TCU, which was sitting in third-place in the BCS standings coming into the weekend and needing an upset to get to the championship game, didn't get it from the Beavers.
The stakes for the 114th Civil War were higher than for any of the previous meetings, with the Ducks assured of a spot in the national title game with a victory. The Beavers? They were simply looking to get to .500 and avoid sitting out the bowl season for the first time since 2001.
Oregon State didn't play like a three-touchdown underdog and Oregon never did unleash a wave of big plays, like those that have consumed so many other teams.
The Beavers' blitzes got to quarterback Darron Thomas and the Ducks sometimes sputtered, failing to land a knock-out shot until late.
The Ducks' best play of the third quarter came from their special teams as Michael Clay, the upback on the punt team, burst through the middle of the line and rumbled 64 yards on a fourth down deep in Oregon territory.
That set up a 19-yard touchdown pass off a screen to D.J. Davis that made it 23-7.
The Beavers inched closer with two short field goals by Justin Kahut (26 and 22 yards), and 10 seconds into the fourth quarter Oregon's lead was 23-13. It could have been 23-21 if Oregon State had converted both of those opportunities into touchdowns.
“Big time. Big time stops,” Thomas said. “Most people talk about our offense, but our defense came out big time.”
With the aide of a pass interference call on third down, Oregon responded. The penalty led to Barner's 23-yard touchdown up the middle. The Ducks, sporting silver helmets and pants (they call it steel colored), were finally in the clear.
Oregon State, maybe looking for inspiration, went with a retro look. The Beavers were decked out in 1967 black throwback uniforms. That team beat No. 1 USC and O.J. Simpson and had a win and a tie against teams ranked No. 2.
This one won't even go to a bowl.
For decades, Oregon was a second-class Pac-10 team, too. But in 1994 Rich Brooks led the Ducks to their first Rose Bowl since 1965 and it turned out to be no fluke. Brooks left for the NFL and handed the program off to Mike Bellotti.
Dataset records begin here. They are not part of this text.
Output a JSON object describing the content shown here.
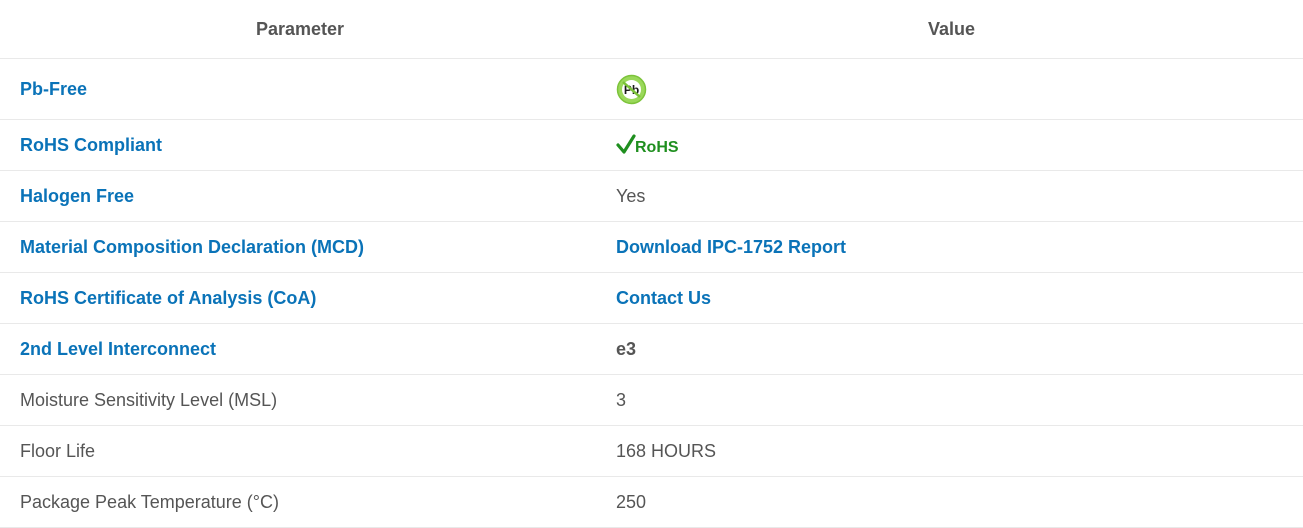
{
  "table": {
    "headers": {
      "parameter": "Parameter",
      "value": "Value"
    },
    "rows": [
      {
        "parameter": "Pb-Free",
        "value": "",
        "value_icon": "pb-free-icon"
      },
      {
        "parameter": "RoHS Compliant",
        "value": "",
        "value_icon": "rohs-compliant-icon",
        "badge_text": "RoHS"
      },
      {
        "parameter": "Halogen Free",
        "value": "Yes"
      },
      {
        "parameter": "Material Composition Declaration (MCD)",
        "value": "Download IPC-1752 Report"
      },
      {
        "parameter": "RoHS Certificate of Analysis (CoA)",
        "value": "Contact Us"
      },
      {
        "parameter": "2nd Level Interconnect",
        "value": "e3"
      },
      {
        "parameter": "Moisture Sensitivity Level (MSL)",
        "value": "3"
      },
      {
        "parameter": "Floor Life",
        "value": "168 HOURS"
      },
      {
        "parameter": "Package Peak Temperature (°C)",
        "value": "250"
      }
    ]
  },
  "colors": {
    "link": "#0a73b8",
    "text": "#555555",
    "badge_green": "#1f8f1f",
    "pb_badge_fill": "#8fd14f"
  }
}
With Knight helping to fund the cause, the Ducks became a factor in the Pac-10 and probably should have played for a national title with quarterback Joey Harrington after the 2001 season. The BCS numbers didn't work out for the Ducks that season and the window of opportunity in the Pac-10 closed the next season as Southern California began its dominant run.
After the 2008 season, Bellotti stepped aside and Kelly, after just one season as offensive coordinator, was promoted to head coach. The Ducks finally knocked the Trojans off the Pac-10 throne and went the Rose Bowl last season, wrapping up the conference title with a victory in the Civil War.
The Rose Bowl would have been a consolation prize for these Ducks. The Beavers' fans were ready to taunt them by tossing roses on to the field if Oregon State had pulled the upset.
After three early turnovers (two by Oregon), the rivals traded touchdown drives that would typify the way each wanted to play.
Oregon State took 15 plays and a season-high 7:36 off the clock to go 62 yards for a 6-yard touchdown pass to Rodgers.
Oregon responded quickly, needing only 2:43 to go 60 yards, capped by a 3-yard TD pass from Thomas to Barner.
The Ducks botched the extra point, a low snap leading to a block. Kicker Rob Beard made a 36-yard field goal in the second quarter and missed a 25-yarder on the final play of the first half.
In between, James capped a 74-yard drive that took 1:55 and included no completed passes with an 8-yard touchdown run to make it 16-7.
The Ducks were far from their best Saturday, but as the clear skies turned gray and clouds began to cover Mount Hood off in the distance, Oregon showed its resolve and toughness.
Now it's on to Glendale, Ariz., for the fashion plates of college football.